For when Gentiles who do not have the Law do instinctively the things of the Law, these, not having the Law, are a law to themselves, in that they show the work of the Law written in their hearts, their conscience bearing witness and their thoughts alternately accusing or else defending them…(Romans 2: 14 – 15)

Here Paul is discussing how Gentiles (unbelievers) will be judged by God, since they were not the recipients of God’s divinely revealed Law that was given to Moses. The answer Paul gives is that God has given every man a conscience, and this conscience intuitively knows when certain things are good and certain things are bad. There are certain things that people know are right and wrong, and it doesn’t matter whether the government allows it or not. People know that there is a moral law that transcends legislation.

So there are three things revealed by God to all men – God’s eternal power, God’s divinity, and God’s moral character. It is worth noting that the Declaration of Independence of the United States of America affirms each of these three revelations.

We hold these Truths to be self-evident, that all Men are created equal, that they are endowed by their Creator with certain unalienable Rights…

The men who wrote and signed that document acknowledged that there is a God who is Creator, and that there are certain rights God has given to men. If God has given man the right to life, then murder is wrong. If God has given man the right to the property he acquires, then stealing is wrong. So there are laws given by God which are unchangeable. Even if a government were to say that murder is okay, it would not be. Even if a government were to say stealing is okay, it would not be. All of our consciences know that the government is not the ultimate authority in determining what is right or wrong. Otherwise, there could be no condemnation of Nazi Germany and other such government-led atrocities.

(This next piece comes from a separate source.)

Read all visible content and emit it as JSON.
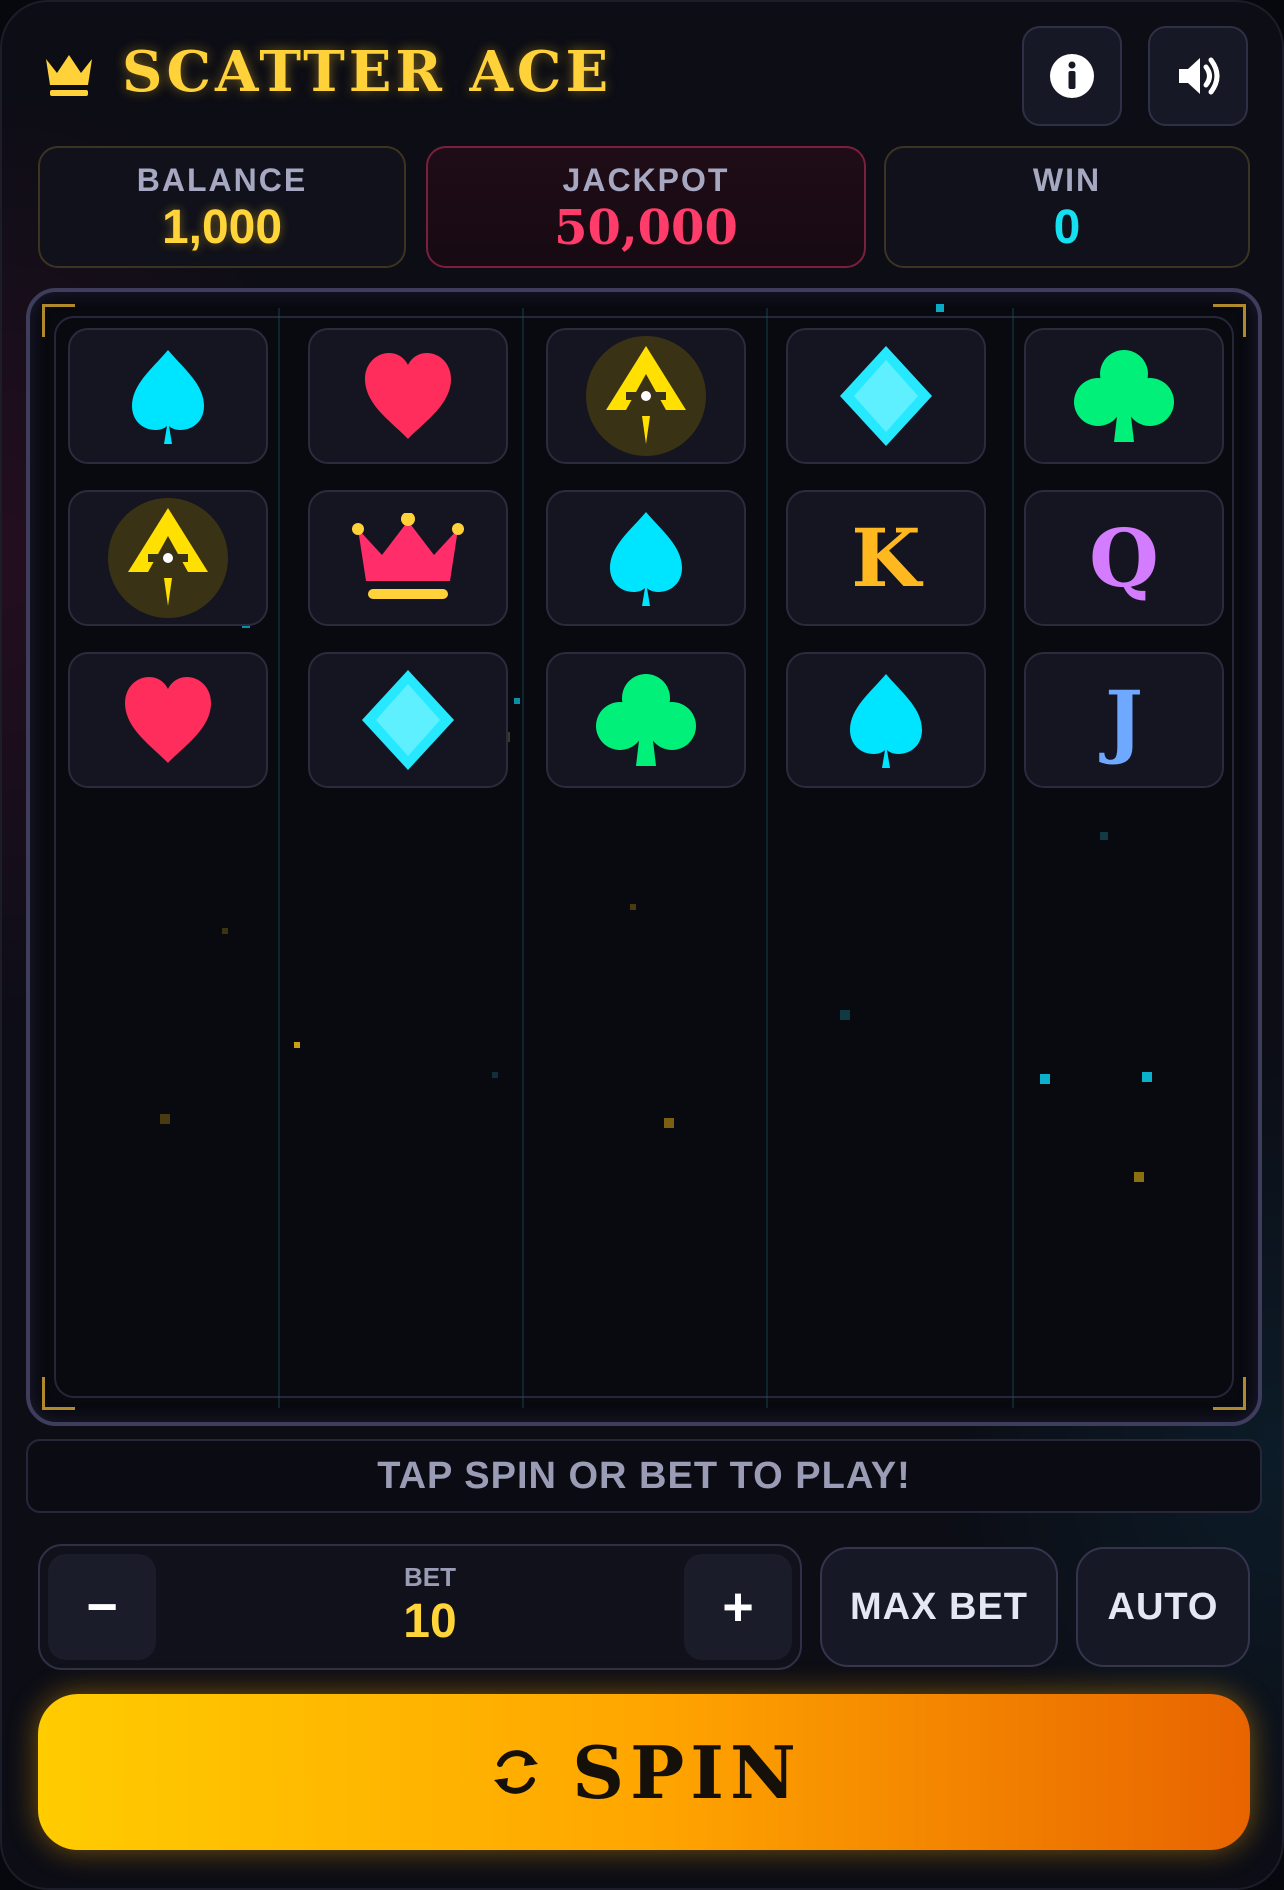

To conclude, we have learned that God has divinely ensured every human being receives three general truths about God’s nature. Everyone knows intuitively of God’s power and moral character. But this basic knowledge of God is not sufficient for knowing God in any real and personal way. To truly know God, He must give us far more specific and detailed revelations about Himself. In the next post we will begin to look at the Christian claim of God’s specific revelations being contained within the pages of the Bible, and why the Bible should be viewed as authentic and other religious writings as false.